▶ **EXERCISE BRIEF**
Return each line in the records below that includes "Zoom".

INPUT RECORDS section start

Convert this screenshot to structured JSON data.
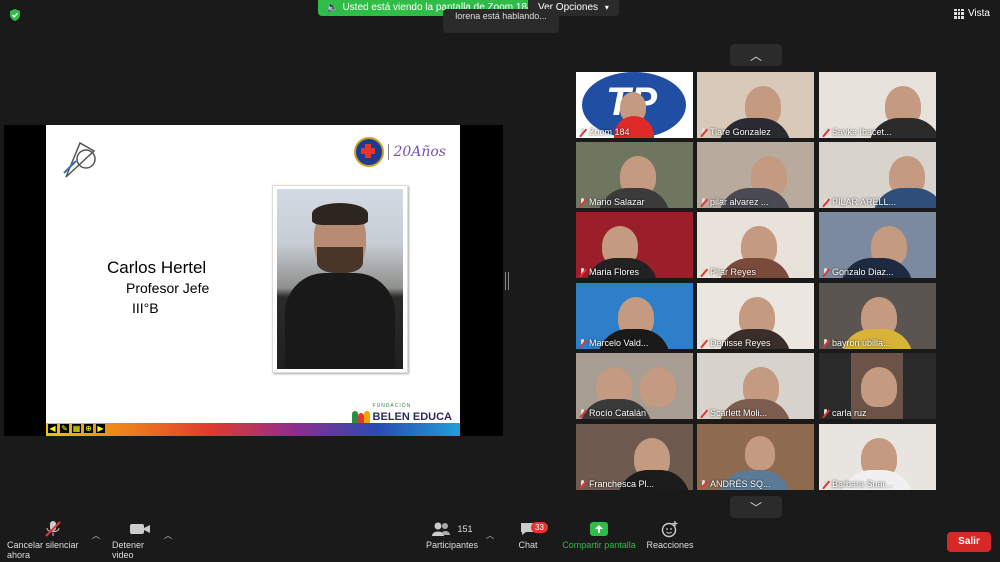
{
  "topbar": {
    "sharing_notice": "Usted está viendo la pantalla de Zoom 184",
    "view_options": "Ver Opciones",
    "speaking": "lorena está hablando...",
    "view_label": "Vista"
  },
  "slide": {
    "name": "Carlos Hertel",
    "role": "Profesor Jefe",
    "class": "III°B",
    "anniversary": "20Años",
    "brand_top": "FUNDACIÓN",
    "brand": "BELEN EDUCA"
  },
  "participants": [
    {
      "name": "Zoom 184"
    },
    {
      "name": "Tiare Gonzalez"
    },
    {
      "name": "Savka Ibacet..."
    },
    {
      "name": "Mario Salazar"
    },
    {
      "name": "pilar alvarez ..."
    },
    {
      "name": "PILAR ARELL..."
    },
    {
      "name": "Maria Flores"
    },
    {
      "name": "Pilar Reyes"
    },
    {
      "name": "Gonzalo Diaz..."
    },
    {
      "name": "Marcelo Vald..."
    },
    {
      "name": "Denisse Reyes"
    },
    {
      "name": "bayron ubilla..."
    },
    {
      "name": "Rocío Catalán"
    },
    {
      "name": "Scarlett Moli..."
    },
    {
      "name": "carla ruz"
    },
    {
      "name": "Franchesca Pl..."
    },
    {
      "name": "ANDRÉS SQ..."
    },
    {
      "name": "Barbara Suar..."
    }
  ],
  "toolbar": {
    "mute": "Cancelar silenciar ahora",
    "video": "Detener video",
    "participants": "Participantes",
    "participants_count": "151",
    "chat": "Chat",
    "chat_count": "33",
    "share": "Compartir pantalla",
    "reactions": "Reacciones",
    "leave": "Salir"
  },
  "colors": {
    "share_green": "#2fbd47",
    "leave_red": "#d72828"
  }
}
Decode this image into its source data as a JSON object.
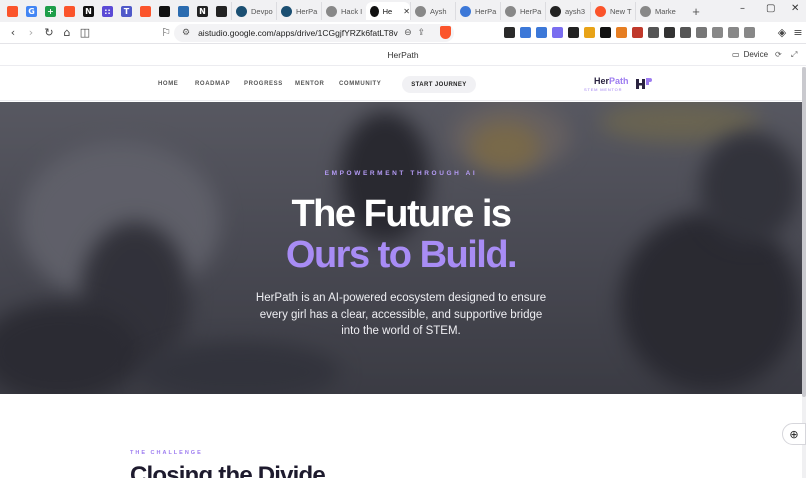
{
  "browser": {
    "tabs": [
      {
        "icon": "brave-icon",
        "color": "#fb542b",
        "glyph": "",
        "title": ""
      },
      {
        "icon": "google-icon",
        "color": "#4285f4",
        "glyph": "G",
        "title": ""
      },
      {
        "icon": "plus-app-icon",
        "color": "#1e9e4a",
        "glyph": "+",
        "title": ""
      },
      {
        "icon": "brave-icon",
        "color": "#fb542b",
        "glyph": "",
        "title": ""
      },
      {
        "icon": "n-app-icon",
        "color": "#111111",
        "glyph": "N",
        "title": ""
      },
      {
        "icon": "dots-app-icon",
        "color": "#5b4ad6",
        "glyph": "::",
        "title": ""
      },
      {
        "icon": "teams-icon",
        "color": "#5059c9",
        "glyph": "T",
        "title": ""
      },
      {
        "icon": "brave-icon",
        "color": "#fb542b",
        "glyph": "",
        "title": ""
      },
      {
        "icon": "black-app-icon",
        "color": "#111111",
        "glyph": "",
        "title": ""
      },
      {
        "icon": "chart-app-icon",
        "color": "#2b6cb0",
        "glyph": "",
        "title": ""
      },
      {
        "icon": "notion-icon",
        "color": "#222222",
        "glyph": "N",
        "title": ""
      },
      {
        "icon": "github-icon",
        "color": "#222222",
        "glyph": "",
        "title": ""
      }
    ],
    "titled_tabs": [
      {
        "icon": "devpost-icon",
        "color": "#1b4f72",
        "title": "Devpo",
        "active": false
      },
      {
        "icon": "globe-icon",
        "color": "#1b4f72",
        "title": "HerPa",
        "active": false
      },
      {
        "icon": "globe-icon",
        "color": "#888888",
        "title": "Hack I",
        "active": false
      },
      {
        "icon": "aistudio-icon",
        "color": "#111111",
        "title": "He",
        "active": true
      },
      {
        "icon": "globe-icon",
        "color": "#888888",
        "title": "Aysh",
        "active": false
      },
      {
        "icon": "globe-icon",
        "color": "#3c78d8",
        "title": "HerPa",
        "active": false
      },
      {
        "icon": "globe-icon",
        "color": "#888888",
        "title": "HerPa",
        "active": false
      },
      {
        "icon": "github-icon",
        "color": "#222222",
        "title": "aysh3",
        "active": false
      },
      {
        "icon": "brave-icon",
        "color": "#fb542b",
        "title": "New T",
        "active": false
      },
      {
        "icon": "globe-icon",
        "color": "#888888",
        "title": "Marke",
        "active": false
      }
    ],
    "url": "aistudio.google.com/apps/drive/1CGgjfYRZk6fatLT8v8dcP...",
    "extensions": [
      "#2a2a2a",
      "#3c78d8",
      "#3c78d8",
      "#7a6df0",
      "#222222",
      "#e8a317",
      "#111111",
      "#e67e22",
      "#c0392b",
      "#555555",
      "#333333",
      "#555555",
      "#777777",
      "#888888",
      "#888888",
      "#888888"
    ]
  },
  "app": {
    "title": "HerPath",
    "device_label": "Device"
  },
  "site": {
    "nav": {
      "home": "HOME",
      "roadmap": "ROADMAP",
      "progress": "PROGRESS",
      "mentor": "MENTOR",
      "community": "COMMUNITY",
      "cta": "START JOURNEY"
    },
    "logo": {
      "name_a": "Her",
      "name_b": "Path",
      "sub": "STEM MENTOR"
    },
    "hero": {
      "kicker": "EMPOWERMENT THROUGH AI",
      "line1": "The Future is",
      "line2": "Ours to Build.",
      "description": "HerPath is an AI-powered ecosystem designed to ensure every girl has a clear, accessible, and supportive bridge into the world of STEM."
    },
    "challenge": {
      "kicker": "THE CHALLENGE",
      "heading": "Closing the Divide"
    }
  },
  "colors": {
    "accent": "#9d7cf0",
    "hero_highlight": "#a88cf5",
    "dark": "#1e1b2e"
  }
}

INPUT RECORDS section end

▶ **ANSWER BOX**
    "sharing_notice": "Usted está viendo la pantalla de Zoom 184",
      "name": "Zoom 184"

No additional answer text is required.